[+] | [-] | reset
 

Chapter XL

Fanny was right enough in not expecting to hear from Miss Crawford now at the rapid rate in which their correspondence had begun; Mary's next letter was after a decidedly longer interval than the last, but she was not right in supposing that such an interval would be felt a great relief to herself. Here was another strange revolution of mind! She was really glad to receive the letter when it did come. In her present exile from good society, and distance from everything that had been wont to interest her, a letter from one belonging to the set where her heart lived, written with affection, and some degree of elegance, was thoroughly acceptable. The usual plea of increasing engagements was made in excuse for not having written to her earlier; "And now that I have begun," she continued, "my letter will not be worth your reading, for there will be no little offering of love at the end, no three or four lines passionnees from the most devoted H. C. in the world, for Henry is in Norfolk; business called him to Everingham ten days ago, or perhaps he only pretended to call, for the sake of being travelling at the same time that you were. But there he is, and, by the bye, his absence may sufficiently account for any remissness of his sister's in writing, for there has been no 'Well, Mary, when do you write to Fanny? Is not it time for you to write to Fanny?' to spur me on. At last, after various attempts at meeting, I have seen your cousins, 'dear Julia and dearest Mrs. Rushworth'; they found me at home yesterday, and we were glad to see each other again. We seemed very glad to see each other, and I do really think we were a little. We had a vast deal to say. Shall I tell you how Mrs. Rushworth looked when your name was mentioned? I did not use to think her wanting in self-possession, but she had not quite enough for the demands of yesterday. Upon the whole, Julia was in the best looks of the two, at least after you were spoken of. There was no recovering the complexion from the moment that I spoke of 'Fanny,' and spoke of her as a sister should. But Mrs. Rushworth's day of good looks will come; we have cards for her first party on the 28th. Then she will be in beauty, for she will open one of the best houses in Wimpole Streeth. I was in it two years ago, when it was Lady Lascelle's, and prefer it to almost any I know in London, and certainly she will then feel, to use a vulgar phrase, that she has got her pennyworth for her penny. Henry could not have afforded her such a house. I hope she will recollect it, and be satisfied, as well as she may, with moving the queen of a palace, though the king may appear best in the background; and as I have no desire to tease her, I shall never force your name upon her again. She will grow sober by degrees. From all that I hear and guess, Baron Wildenheim's attentions to Julia continue, but I do not know that he has any serious encouragement. She ought to do better. A poor honourableh is no catch, and I cannot imagine any liking in the case, for take away his rants, and the poor baron has nothing. What a difference a vowel makes! If his rents were but equal to his rants! Your cousin Edmund moves slowly; detained, perchance, by parish duties. There may be some old woman at Thornton Lacey to be converted. I am unwilling to fancy myself neglected for a young one. Adieu! my dear sweet Fanny, this is a long letter from London: write me a pretty one in reply to gladden Henry's eyes, when he comes back, and send me an account of all the dashing young captains whom you disdain for his sake."

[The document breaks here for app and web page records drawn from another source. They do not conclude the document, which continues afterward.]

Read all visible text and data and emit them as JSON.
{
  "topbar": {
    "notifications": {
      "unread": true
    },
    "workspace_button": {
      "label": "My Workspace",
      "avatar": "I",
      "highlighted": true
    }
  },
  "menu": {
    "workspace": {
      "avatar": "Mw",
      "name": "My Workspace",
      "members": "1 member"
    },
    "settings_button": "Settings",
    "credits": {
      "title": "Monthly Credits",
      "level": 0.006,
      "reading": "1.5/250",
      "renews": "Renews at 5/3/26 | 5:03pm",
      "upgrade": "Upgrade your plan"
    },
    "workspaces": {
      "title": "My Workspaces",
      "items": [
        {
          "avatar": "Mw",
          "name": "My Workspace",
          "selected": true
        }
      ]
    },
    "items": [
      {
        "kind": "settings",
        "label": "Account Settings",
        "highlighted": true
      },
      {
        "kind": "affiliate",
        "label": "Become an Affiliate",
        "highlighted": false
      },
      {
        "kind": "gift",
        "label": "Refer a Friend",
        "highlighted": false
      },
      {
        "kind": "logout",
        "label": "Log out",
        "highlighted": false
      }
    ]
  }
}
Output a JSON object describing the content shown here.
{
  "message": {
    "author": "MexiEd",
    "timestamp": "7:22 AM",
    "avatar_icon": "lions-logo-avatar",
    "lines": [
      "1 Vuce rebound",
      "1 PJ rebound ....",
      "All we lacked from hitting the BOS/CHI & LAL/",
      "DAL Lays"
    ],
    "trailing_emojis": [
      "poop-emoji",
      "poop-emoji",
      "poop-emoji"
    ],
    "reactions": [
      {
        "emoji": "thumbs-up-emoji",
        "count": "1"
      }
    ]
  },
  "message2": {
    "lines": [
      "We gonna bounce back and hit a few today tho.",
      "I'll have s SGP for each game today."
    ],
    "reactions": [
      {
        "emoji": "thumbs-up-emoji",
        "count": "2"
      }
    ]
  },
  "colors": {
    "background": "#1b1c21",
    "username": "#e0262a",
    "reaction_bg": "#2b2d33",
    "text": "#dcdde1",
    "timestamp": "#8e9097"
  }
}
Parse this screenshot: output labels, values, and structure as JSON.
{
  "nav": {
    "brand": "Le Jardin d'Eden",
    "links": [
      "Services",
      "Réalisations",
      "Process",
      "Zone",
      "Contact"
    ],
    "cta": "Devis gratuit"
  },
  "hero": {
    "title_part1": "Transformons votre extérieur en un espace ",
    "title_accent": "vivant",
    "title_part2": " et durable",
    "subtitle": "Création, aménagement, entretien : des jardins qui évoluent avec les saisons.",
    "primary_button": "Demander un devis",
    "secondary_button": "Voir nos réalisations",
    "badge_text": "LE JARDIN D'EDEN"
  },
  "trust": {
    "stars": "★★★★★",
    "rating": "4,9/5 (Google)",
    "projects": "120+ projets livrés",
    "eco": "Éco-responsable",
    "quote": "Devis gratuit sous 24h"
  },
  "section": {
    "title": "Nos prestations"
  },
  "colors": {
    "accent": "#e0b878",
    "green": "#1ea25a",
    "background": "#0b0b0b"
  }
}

There was great food for meditation in this letter, and chiefly for unpleasant meditation; and yet, with all the uneasiness it supplied, it connected her with the absent, it told her of people and things about whom she had never felt so much curiosity as now, and she would have been glad to have been sure of such a letter every week. Her correspondence with her aunt Bertram was her only concern of higher interest.

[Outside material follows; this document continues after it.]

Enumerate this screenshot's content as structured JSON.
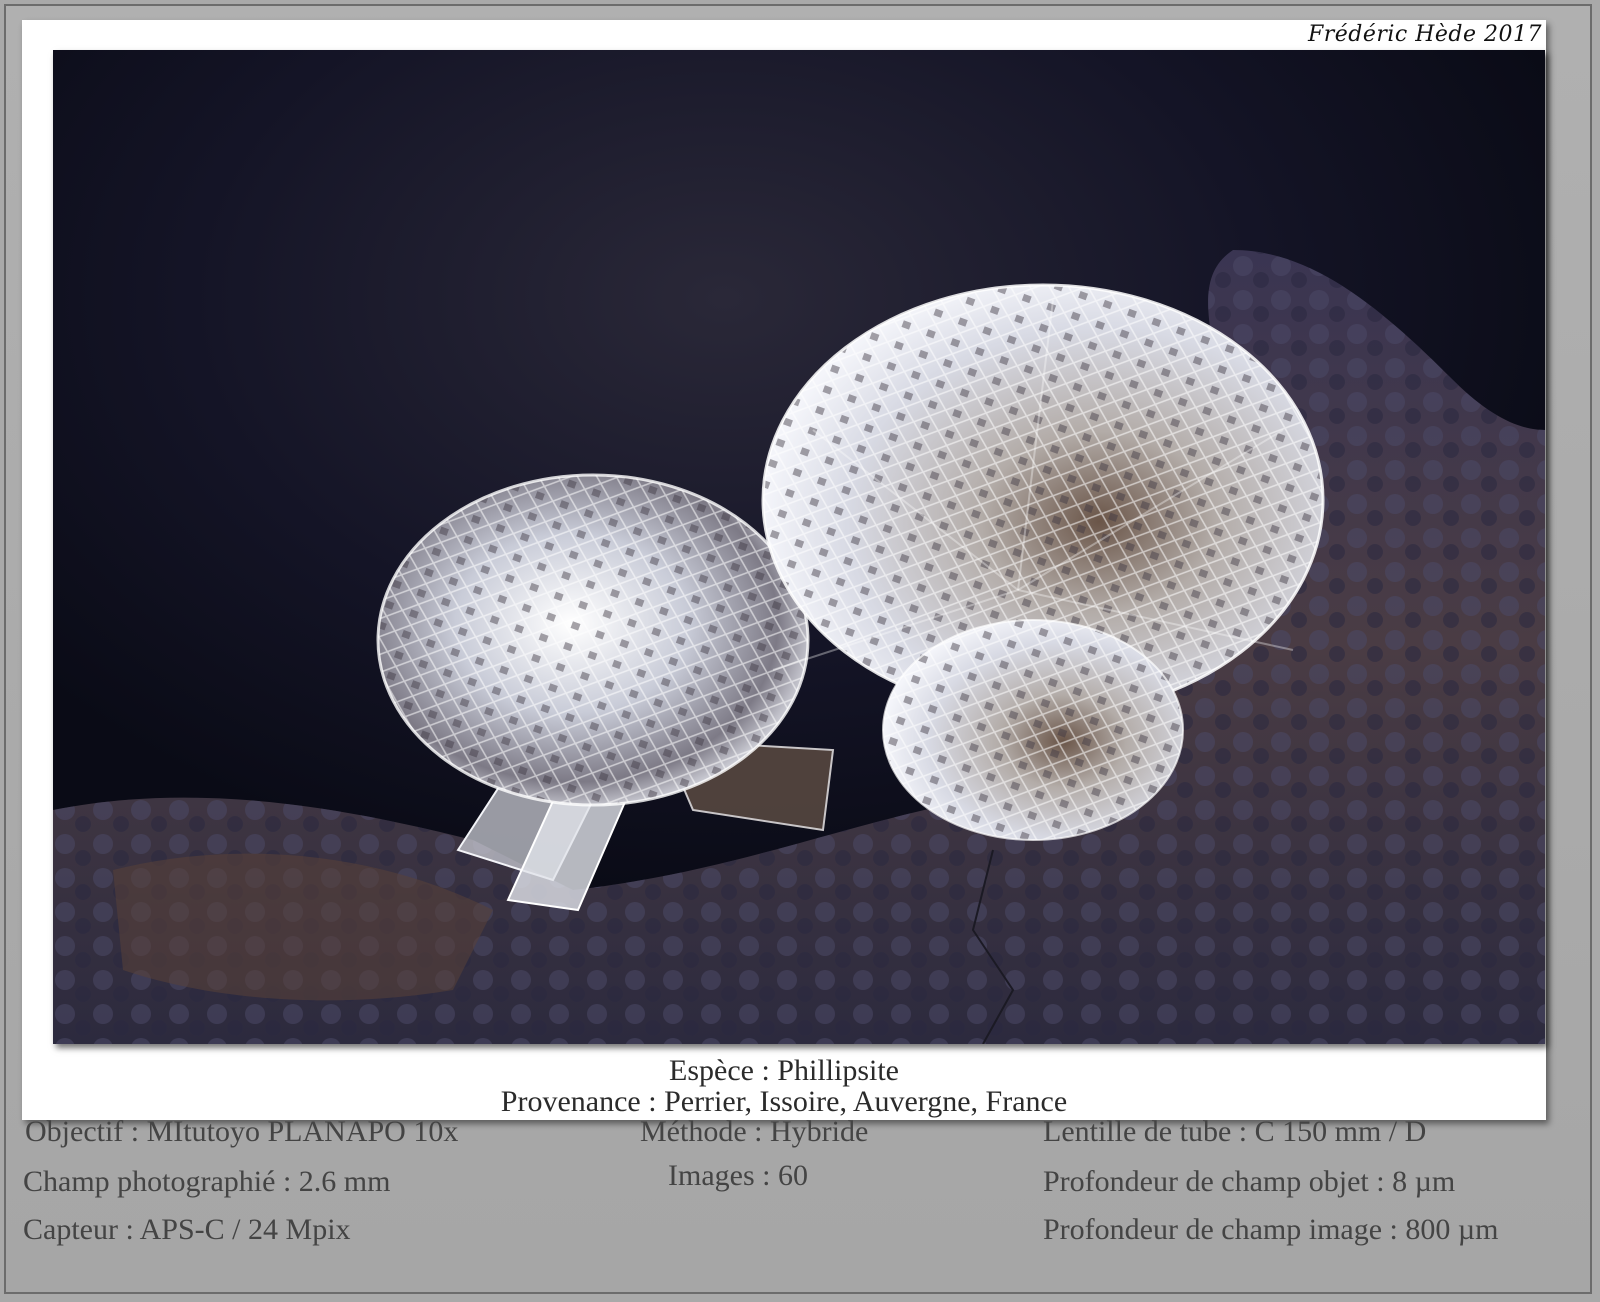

As for any society in Portsmouth, that could at all make amends for deficiencies at home, there were none within the circle of her father's and mother's acquaintance to afford her the smallest satisfaction: she saw nobody in whose favour she could wish to overcome her own shyness and reserve. The men appeared to her all coarse, the women all pert, everybody underbred; and she gave as little contentment as she received from introductions either to old or new acquaintance. The young ladies who approached her at first with some respect, in consideration of her coming from a baronet's family, were soon offended by what they termed "airs"; for, as she neither played on the pianoforte nor wore fine pelissesw, they could, on farther observation, admit no right of superiority.

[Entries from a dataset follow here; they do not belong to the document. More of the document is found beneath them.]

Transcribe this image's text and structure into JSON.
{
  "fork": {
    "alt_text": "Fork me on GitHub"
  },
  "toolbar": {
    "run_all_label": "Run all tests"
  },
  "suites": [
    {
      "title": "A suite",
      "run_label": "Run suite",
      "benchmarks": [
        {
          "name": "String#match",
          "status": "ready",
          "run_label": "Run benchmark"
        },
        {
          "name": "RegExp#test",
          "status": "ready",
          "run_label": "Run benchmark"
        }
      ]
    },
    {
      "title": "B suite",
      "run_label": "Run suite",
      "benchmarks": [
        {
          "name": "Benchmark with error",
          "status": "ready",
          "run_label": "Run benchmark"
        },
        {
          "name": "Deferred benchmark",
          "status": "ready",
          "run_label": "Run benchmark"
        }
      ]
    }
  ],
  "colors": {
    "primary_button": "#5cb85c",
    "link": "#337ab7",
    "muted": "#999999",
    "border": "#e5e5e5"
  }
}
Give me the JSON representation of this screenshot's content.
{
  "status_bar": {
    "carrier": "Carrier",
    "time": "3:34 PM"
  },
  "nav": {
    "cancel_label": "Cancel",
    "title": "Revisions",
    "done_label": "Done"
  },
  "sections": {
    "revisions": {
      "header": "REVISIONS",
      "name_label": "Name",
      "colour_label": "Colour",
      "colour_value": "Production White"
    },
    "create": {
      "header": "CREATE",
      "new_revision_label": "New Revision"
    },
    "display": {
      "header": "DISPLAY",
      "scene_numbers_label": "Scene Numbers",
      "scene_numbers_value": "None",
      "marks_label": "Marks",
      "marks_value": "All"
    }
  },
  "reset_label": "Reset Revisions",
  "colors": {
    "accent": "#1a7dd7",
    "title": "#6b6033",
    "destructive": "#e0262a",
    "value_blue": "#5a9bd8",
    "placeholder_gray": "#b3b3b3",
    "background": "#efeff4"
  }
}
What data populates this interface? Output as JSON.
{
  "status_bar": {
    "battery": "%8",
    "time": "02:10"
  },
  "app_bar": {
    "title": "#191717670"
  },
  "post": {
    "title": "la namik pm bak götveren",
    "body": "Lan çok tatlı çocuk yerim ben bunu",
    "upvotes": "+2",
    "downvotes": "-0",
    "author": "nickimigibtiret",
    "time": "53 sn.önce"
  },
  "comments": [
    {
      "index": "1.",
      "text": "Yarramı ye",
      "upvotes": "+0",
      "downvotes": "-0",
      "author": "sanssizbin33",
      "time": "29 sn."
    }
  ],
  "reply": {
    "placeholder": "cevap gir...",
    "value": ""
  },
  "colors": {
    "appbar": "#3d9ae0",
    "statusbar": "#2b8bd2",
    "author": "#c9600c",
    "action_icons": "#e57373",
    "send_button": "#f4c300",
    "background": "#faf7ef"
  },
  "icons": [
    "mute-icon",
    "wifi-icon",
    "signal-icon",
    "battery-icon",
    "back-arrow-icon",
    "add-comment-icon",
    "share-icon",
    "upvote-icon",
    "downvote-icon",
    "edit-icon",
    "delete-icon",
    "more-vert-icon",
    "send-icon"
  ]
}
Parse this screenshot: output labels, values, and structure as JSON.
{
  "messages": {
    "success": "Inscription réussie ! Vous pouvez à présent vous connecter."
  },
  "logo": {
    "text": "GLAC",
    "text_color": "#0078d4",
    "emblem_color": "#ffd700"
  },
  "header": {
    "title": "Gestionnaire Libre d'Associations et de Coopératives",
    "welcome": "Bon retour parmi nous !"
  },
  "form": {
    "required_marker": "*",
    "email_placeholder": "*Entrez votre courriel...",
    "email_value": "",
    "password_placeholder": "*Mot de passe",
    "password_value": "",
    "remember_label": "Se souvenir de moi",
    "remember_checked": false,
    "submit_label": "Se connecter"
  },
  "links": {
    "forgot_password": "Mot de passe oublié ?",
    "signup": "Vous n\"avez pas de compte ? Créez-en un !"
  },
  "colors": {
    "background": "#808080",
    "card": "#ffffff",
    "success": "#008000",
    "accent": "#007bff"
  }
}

X [h] Wimpole Street

Places

A wealthy, fashionable area of London.

Incidentally the street on which Elizabeth Barrett lived until she was courted by and eloped with Robert Browning to Florence, events treated in a play and in a movie, both titled The Barretts of Wimpole Street.

X [h] A poor honourable

Class

Like Yates, a cadet son of a member of the peerage.

X [w] pelisses

Daily Life

A woman's long cloak fashioned from fine fabric and sometimes lined.